Landscapes and legends draw adventurers to the West, where a good day includes locavore dining, vineyard wine-sipping, Native history and outdoor adventure.
When it comes to scenery in the West, the hyperbole is usually on point. Awesome. Epic. Once-in-a-lifetime. But what gives Western views extra punch? The sounds of adventure – woosh. splash. clink. – rippling across the landscape. Surfers, kayakers and beachcombers flock to the Western coastline, which stretches from sunny San Diego to the bluffs of central California and on to the rocky, mood-filled beaches of Oregon and Washington. Red rocks, plunging gorges and prickly-pear deserts lure hikers and cyclists to the Southwest and the Grand Canyon. Meanwhile, in the Rockies, the snowcapped peaks offer some of the world's best skiing and snowboarding.

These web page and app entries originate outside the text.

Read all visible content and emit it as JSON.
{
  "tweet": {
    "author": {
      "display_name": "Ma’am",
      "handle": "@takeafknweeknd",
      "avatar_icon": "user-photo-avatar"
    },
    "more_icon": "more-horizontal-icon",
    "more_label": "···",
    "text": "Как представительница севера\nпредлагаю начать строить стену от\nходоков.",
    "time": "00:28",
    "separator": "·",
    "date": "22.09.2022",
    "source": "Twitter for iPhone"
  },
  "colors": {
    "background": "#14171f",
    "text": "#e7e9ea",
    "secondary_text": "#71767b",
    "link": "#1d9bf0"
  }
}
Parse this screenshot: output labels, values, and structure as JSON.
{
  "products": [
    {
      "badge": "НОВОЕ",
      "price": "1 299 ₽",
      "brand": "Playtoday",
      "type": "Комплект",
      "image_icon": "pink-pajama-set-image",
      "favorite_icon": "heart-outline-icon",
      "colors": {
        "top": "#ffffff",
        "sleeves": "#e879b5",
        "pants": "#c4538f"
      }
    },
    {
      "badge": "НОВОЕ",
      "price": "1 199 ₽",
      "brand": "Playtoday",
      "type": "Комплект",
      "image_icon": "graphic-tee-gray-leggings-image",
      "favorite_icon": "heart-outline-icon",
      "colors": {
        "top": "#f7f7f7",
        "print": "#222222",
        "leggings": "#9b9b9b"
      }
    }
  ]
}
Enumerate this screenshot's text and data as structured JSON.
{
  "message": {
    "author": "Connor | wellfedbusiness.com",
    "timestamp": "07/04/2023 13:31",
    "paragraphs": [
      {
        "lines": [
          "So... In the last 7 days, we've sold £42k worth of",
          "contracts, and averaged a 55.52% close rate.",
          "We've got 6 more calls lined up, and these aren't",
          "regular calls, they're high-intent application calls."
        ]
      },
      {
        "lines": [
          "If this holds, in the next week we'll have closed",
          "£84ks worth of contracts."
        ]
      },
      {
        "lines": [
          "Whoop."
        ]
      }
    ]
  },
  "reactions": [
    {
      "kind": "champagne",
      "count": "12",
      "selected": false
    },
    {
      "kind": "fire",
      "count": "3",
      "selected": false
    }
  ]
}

Fish tacos in San Diego, Sonoran dogs in Tucson, trout and bison in the Rockies, green and red chiles in New Mexico and wild salmon in the Pacific Northwest. Regional specialties are as diverse as the landscapes. One commonality? Chefs and consumers alike are focusing on fresh and locally grown food, a locavore trend that started in the West. This eco-consciousness has also been embraced by wine producers, who are increasingly implementing organic and biodynamic growing principles. And speaking of winemaking, Napa and Sonoma now share the spotlight with Washington, Oregon and central California.
Western cities have distinct personalities. In California there's the hey-bro friendliness of San Diego, the Hollywood flash of Los Angeles and silicon-meets-bohemian in San Francisco. Further north in Seattle, cutting-edge joins homegrown, often over a cup of joe. Rootsy vibes and outdoor fun pair in Denver, while patio preening and spa pampering give Phoenix a strangely compelling spoiled-girl vibe. Artsy, historic Santa Fe is a world unto itself. And then there's Vegas, a glitzy neon playground where you can get hitched in the Elvis Chapel, spend your honeymoon in Paris and then bet the mortgage – all in the very same weekend.
Museums? Save 'em for later. First you'll want to climb a wooden ladder into a cliff dwelling, poke around the ruins of a Pony Express station, or simply join the congregation inside a 1700s Spanish mission. What else is there to explore in the West? Crumbling forts and trading posts. Abandoned ghost towns. Adobe pueblos. A former Titan Missile silo and the town that didn't exist – that's where the A-bomb was designed. Petroglyphs etched onto boulders and cliff faces. Wander historic sites like these for up-close and evocative links to the region's rich, multilayered past.